## Exercise aim
Where the string "tray" appears in a line of the data, show that line.

Records from a data collection:
- Opening Delimiter -

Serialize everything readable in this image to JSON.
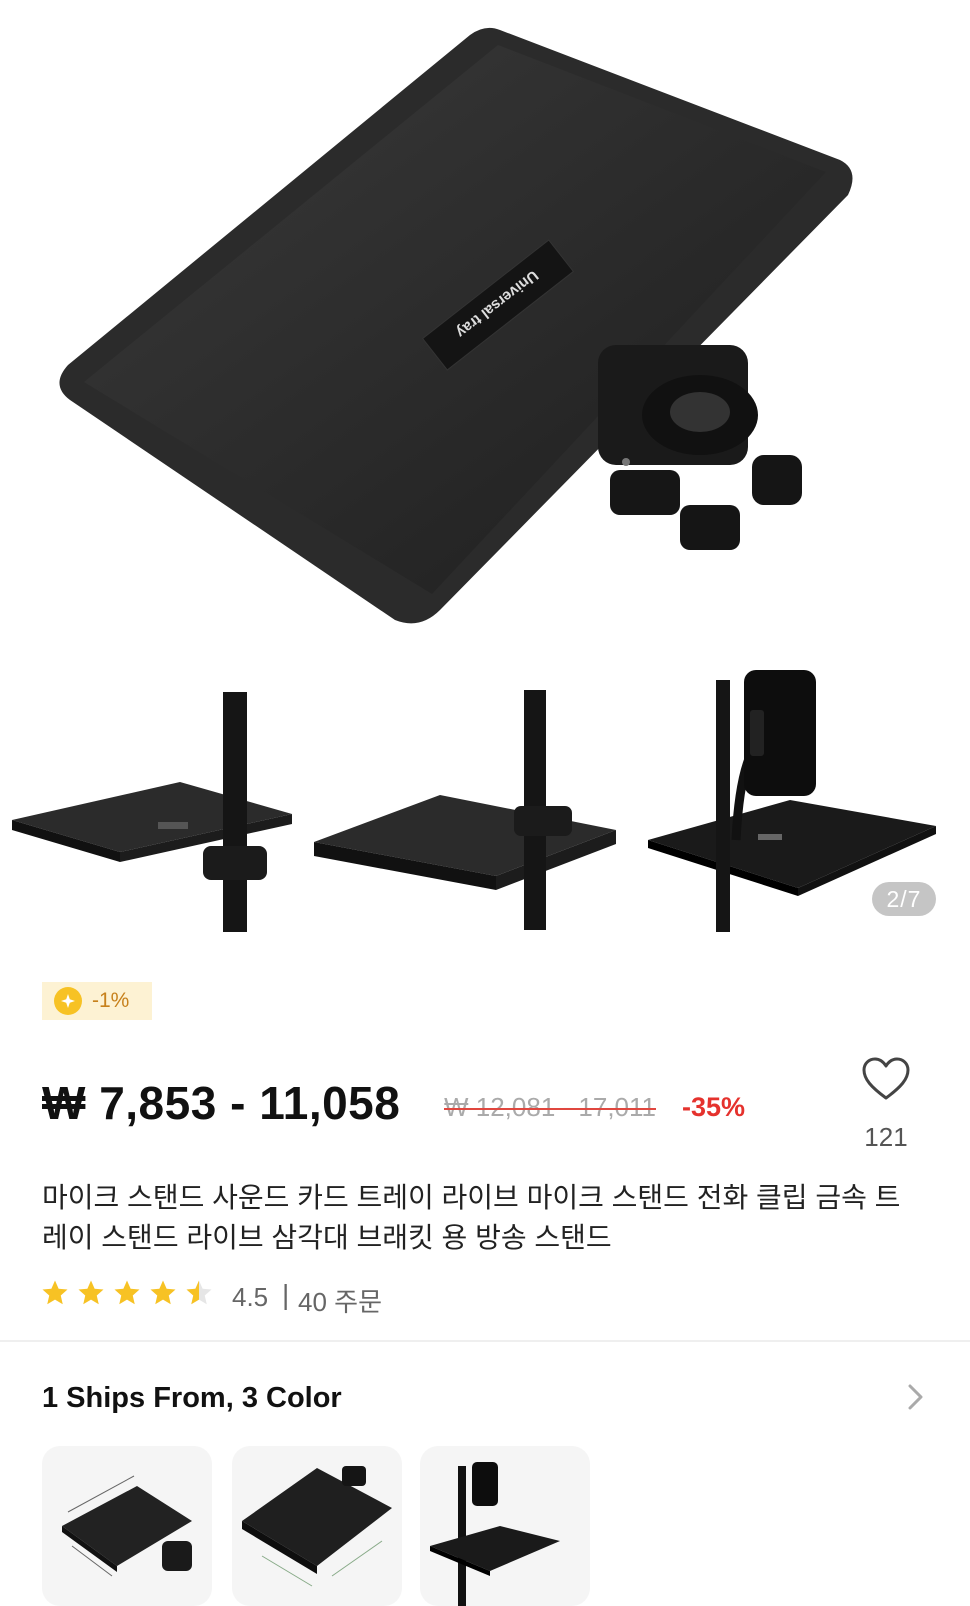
{
  "gallery": {
    "hero_label_text": "Universal tray",
    "page_counter": "2/7"
  },
  "promo": {
    "coin_discount": "-1%"
  },
  "pricing": {
    "price_range": "₩ 7,853 - 11,058",
    "original_price_range": "₩ 12,081 - 17,011",
    "discount": "-35%",
    "colors": {
      "discount": "#e5322d",
      "strike": "#e0473f",
      "coin": "#f7c224",
      "badge_bg": "#fdf2d3",
      "star": "#f7c224"
    }
  },
  "wishlist": {
    "icon": "heart-outline-icon",
    "count": "121"
  },
  "product": {
    "title": "마이크 스탠드 사운드 카드 트레이 라이브 마이크 스탠드 전화 클립 금속 트레이 스탠드 라이브 삼각대 브래킷 용 방송 스탠드",
    "rating": 4.5,
    "rating_text": "4.5",
    "rating_separator": "|",
    "orders_text": "40 주문"
  },
  "variants": {
    "label": "1 Ships From, 3 Color",
    "items": [
      "tray-with-dimensions",
      "tray-with-clamp",
      "tray-with-phone-holder"
    ]
  }
}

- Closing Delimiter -

## Reply to the exercise
    "hero_label_text": "Universal tray",
      "tray-with-dimensions",
      "tray-with-clamp",
      "tray-with-phone-holder"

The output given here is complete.